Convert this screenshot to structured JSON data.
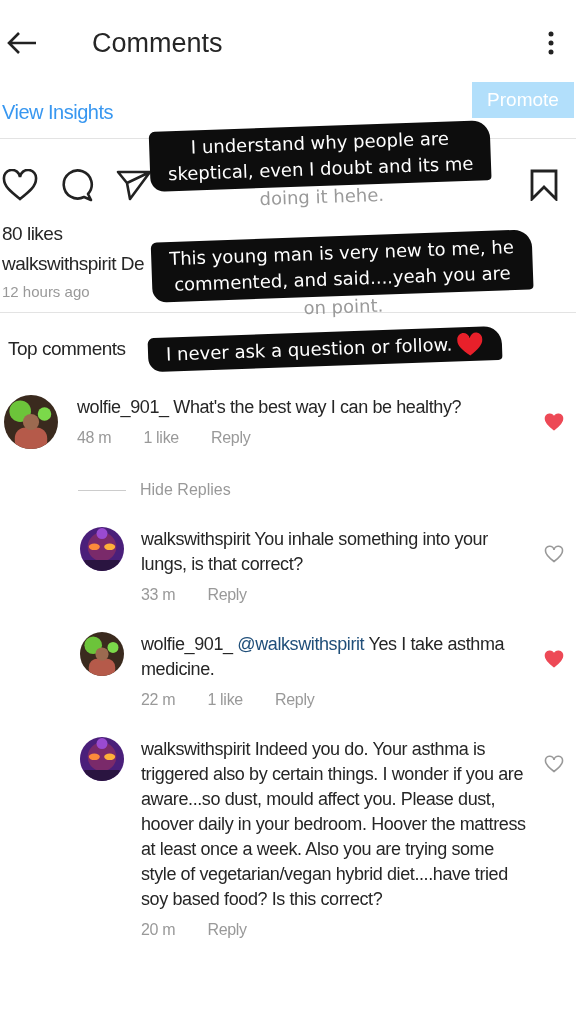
{
  "header": {
    "title": "Comments"
  },
  "insights": {
    "link": "View Insights",
    "button": "Promote"
  },
  "post": {
    "likes": "80 likes",
    "caption_user": "walkswithspirit",
    "caption_text": "De",
    "time": "12 hours ago"
  },
  "top_comments_label": "Top comments",
  "comments": [
    {
      "user": "wolfie_901_",
      "text": "What's the best way I can be healthy?",
      "time": "48 m",
      "likes": "1 like",
      "reply": "Reply",
      "liked": true,
      "hide_replies": "Hide Replies",
      "children": [
        {
          "user": "walkswithspirit",
          "text": "You inhale something into your lungs, is that correct?",
          "time": "33 m",
          "reply": "Reply",
          "liked": false
        },
        {
          "user": "wolfie_901_",
          "mention": "@walkswithspirit",
          "text": "Yes I take asthma medicine.",
          "time": "22 m",
          "likes": "1 like",
          "reply": "Reply",
          "liked": true
        },
        {
          "user": "walkswithspirit",
          "text": "Indeed you do.  Your asthma is triggered also by certain things. I wonder if you are aware...so dust, mould affect you. Please dust, hoover daily in your bedroom. Hoover the mattress at least once a week.  Also you are trying some style of vegetarian/vegan hybrid diet....have tried soy based food? Is this correct?",
          "time": "20 m",
          "reply": "Reply",
          "liked": false
        }
      ]
    }
  ],
  "notes": [
    {
      "lines": [
        "I understand why people are",
        "skeptical, even I doubt and its me"
      ],
      "tail": "doing it hehe."
    },
    {
      "lines": [
        "This young man is very new to me, he",
        "commented, and said....yeah you are"
      ],
      "tail": "on point."
    },
    {
      "lines": [
        "I never ask a question or follow."
      ],
      "heart": true
    }
  ]
}
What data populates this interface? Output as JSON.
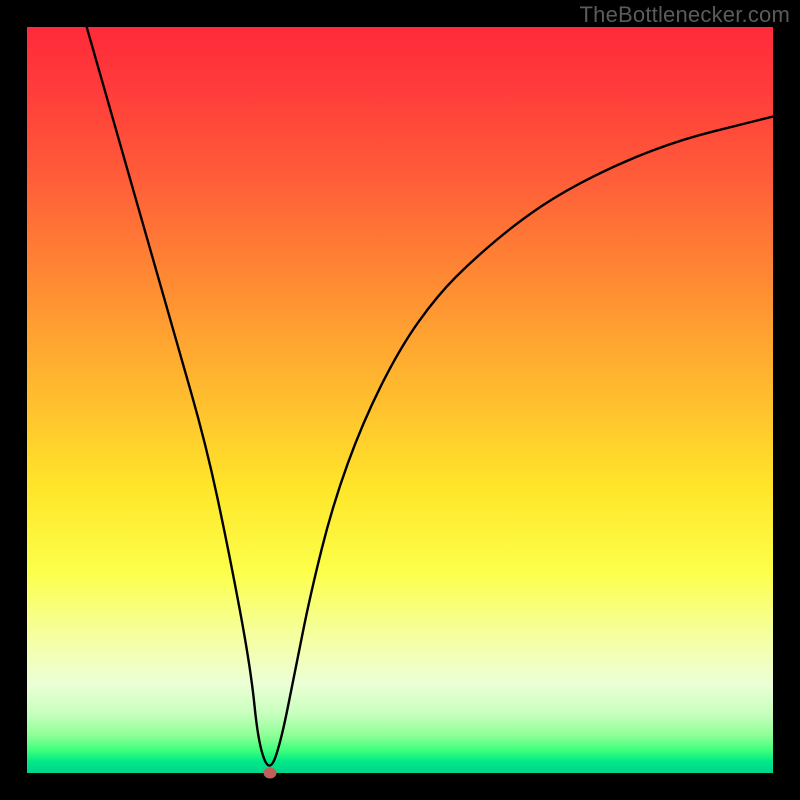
{
  "watermark": "TheBottlenecker.com",
  "colors": {
    "frame": "#000000",
    "watermark_text": "#5b5b5b",
    "curve_stroke": "#000000",
    "marker_fill": "#c06058",
    "gradient_stops": [
      "#ff2a3a",
      "#ff3b3b",
      "#ff5c39",
      "#ff8a33",
      "#ffb82f",
      "#ffe62a",
      "#fcff4a",
      "#f5ffa4",
      "#ecffd6",
      "#c8ffbe",
      "#8cff96",
      "#3cff7e",
      "#00e887",
      "#00d48a"
    ]
  },
  "chart_data": {
    "type": "line",
    "title": "",
    "xlabel": "",
    "ylabel": "",
    "xlim": [
      0,
      100
    ],
    "ylim": [
      0,
      100
    ],
    "grid": false,
    "legend": false,
    "annotations": [
      "TheBottlenecker.com"
    ],
    "series": [
      {
        "name": "bottleneck-curve",
        "x": [
          8,
          12,
          16,
          20,
          24,
          27,
          30,
          31,
          32.5,
          34,
          36,
          38,
          41,
          45,
          50,
          55,
          60,
          66,
          72,
          80,
          88,
          96,
          100
        ],
        "values": [
          100,
          86,
          72,
          58,
          44,
          30,
          14,
          4,
          0,
          4,
          14,
          24,
          36,
          47,
          57,
          64,
          69,
          74,
          78,
          82,
          85,
          87,
          88
        ]
      }
    ],
    "marker": {
      "x": 32.5,
      "y": 0
    }
  }
}
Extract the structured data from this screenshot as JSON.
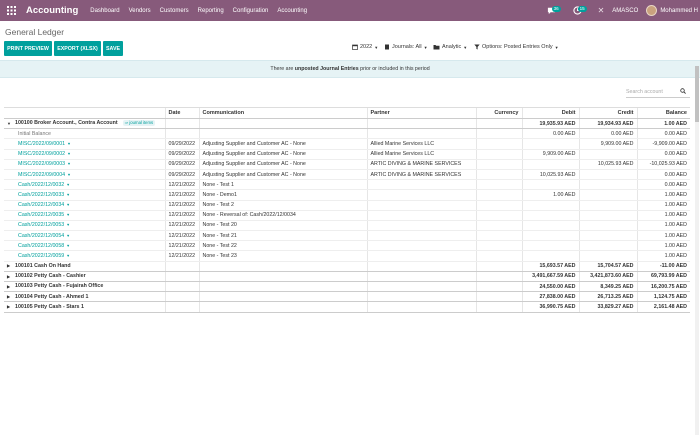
{
  "navbar": {
    "brand": "Accounting",
    "menu": [
      "Dashboard",
      "Vendors",
      "Customers",
      "Reporting",
      "Configuration",
      "Accounting"
    ],
    "chat_badge": "36",
    "activity_badge": "15",
    "company": "AMASCO",
    "user": "Mohammed H"
  },
  "control": {
    "title": "General Ledger",
    "buttons": [
      "PRINT PREVIEW",
      "EXPORT (XLSX)",
      "SAVE"
    ],
    "filters": [
      "2022",
      "Journals: All",
      "Analytic",
      "Options: Posted Entries Only"
    ]
  },
  "warning": {
    "pre": "There are",
    "bold": "unposted Journal Entries",
    "post": "prior or included in this period"
  },
  "search": {
    "placeholder": "Search account"
  },
  "table": {
    "columns": [
      "",
      "Date",
      "Communication",
      "Partner",
      "Currency",
      "Debit",
      "Credit",
      "Balance"
    ],
    "main_account": {
      "name": "100100 Broker Account., Contra Account",
      "tag": "⇒ journal items",
      "debit": "19,935.93 AED",
      "credit": "19,934.93 AED",
      "balance": "1.00 AED"
    },
    "initial_balance": {
      "label": "Initial Balance",
      "debit": "0.00 AED",
      "credit": "0.00 AED",
      "balance": "0.00 AED"
    },
    "lines": [
      {
        "ref": "MISC/2022/09/0001",
        "date": "09/29/2022",
        "comm": "Adjusting Supplier and Customer AC - None",
        "partner": "Allied Marine Services LLC",
        "debit": "",
        "credit": "9,909.00 AED",
        "balance": "-9,909.00 AED"
      },
      {
        "ref": "MISC/2022/09/0002",
        "date": "09/29/2022",
        "comm": "Adjusting Supplier and Customer AC - None",
        "partner": "Allied Marine Services LLC",
        "debit": "9,909.00 AED",
        "credit": "",
        "balance": "0.00 AED"
      },
      {
        "ref": "MISC/2022/09/0003",
        "date": "09/29/2022",
        "comm": "Adjusting Supplier and Customer AC - None",
        "partner": "ARTIC DIVING & MARINE SERVICES",
        "debit": "",
        "credit": "10,025.93 AED",
        "balance": "-10,025.93 AED"
      },
      {
        "ref": "MISC/2022/09/0004",
        "date": "09/29/2022",
        "comm": "Adjusting Supplier and Customer AC - None",
        "partner": "ARTIC DIVING & MARINE SERVICES",
        "debit": "10,025.93 AED",
        "credit": "",
        "balance": "0.00 AED"
      },
      {
        "ref": "Cash/2022/12/0032",
        "date": "12/21/2022",
        "comm": "None - Test 1",
        "partner": "",
        "debit": "",
        "credit": "",
        "balance": "0.00 AED"
      },
      {
        "ref": "Cash/2022/12/0033",
        "date": "12/21/2022",
        "comm": "None - Demo1",
        "partner": "",
        "debit": "1.00 AED",
        "credit": "",
        "balance": "1.00 AED"
      },
      {
        "ref": "Cash/2022/12/0034",
        "date": "12/21/2022",
        "comm": "None - Test 2",
        "partner": "",
        "debit": "",
        "credit": "",
        "balance": "1.00 AED"
      },
      {
        "ref": "Cash/2022/12/0035",
        "date": "12/21/2022",
        "comm": "None - Reversal of: Cash/2022/12/0034",
        "partner": "",
        "debit": "",
        "credit": "",
        "balance": "1.00 AED"
      },
      {
        "ref": "Cash/2022/12/0053",
        "date": "12/21/2022",
        "comm": "None - Test 20",
        "partner": "",
        "debit": "",
        "credit": "",
        "balance": "1.00 AED"
      },
      {
        "ref": "Cash/2022/12/0054",
        "date": "12/21/2022",
        "comm": "None - Test 21",
        "partner": "",
        "debit": "",
        "credit": "",
        "balance": "1.00 AED"
      },
      {
        "ref": "Cash/2022/12/0058",
        "date": "12/21/2022",
        "comm": "None - Test 22",
        "partner": "",
        "debit": "",
        "credit": "",
        "balance": "1.00 AED"
      },
      {
        "ref": "Cash/2022/12/0059",
        "date": "12/21/2022",
        "comm": "None - Test 23",
        "partner": "",
        "debit": "",
        "credit": "",
        "balance": "1.00 AED"
      }
    ],
    "other_accounts": [
      {
        "name": "100101 Cash On Hand",
        "debit": "15,693.57 AED",
        "credit": "15,704.57 AED",
        "balance": "-11.00 AED"
      },
      {
        "name": "100102 Petty Cash - Cashier",
        "debit": "3,491,667.59 AED",
        "credit": "3,421,873.60 AED",
        "balance": "69,793.99 AED"
      },
      {
        "name": "100103 Petty Cash - Fujairah Office",
        "debit": "24,550.00 AED",
        "credit": "8,349.25 AED",
        "balance": "16,200.75 AED"
      },
      {
        "name": "100104 Petty Cash - Ahmed 1",
        "debit": "27,838.00 AED",
        "credit": "26,713.25 AED",
        "balance": "1,124.75 AED"
      },
      {
        "name": "100105 Petty Cash - Stars 1",
        "debit": "36,990.75 AED",
        "credit": "33,829.27 AED",
        "balance": "2,161.48 AED"
      }
    ]
  }
}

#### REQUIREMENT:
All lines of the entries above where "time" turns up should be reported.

#### EXERCISE OUTPUT:
    "time": "12 hours ago"
      "time": "48 m",
          "time": "33 m",
          "time": "22 m",
          "time": "20 m",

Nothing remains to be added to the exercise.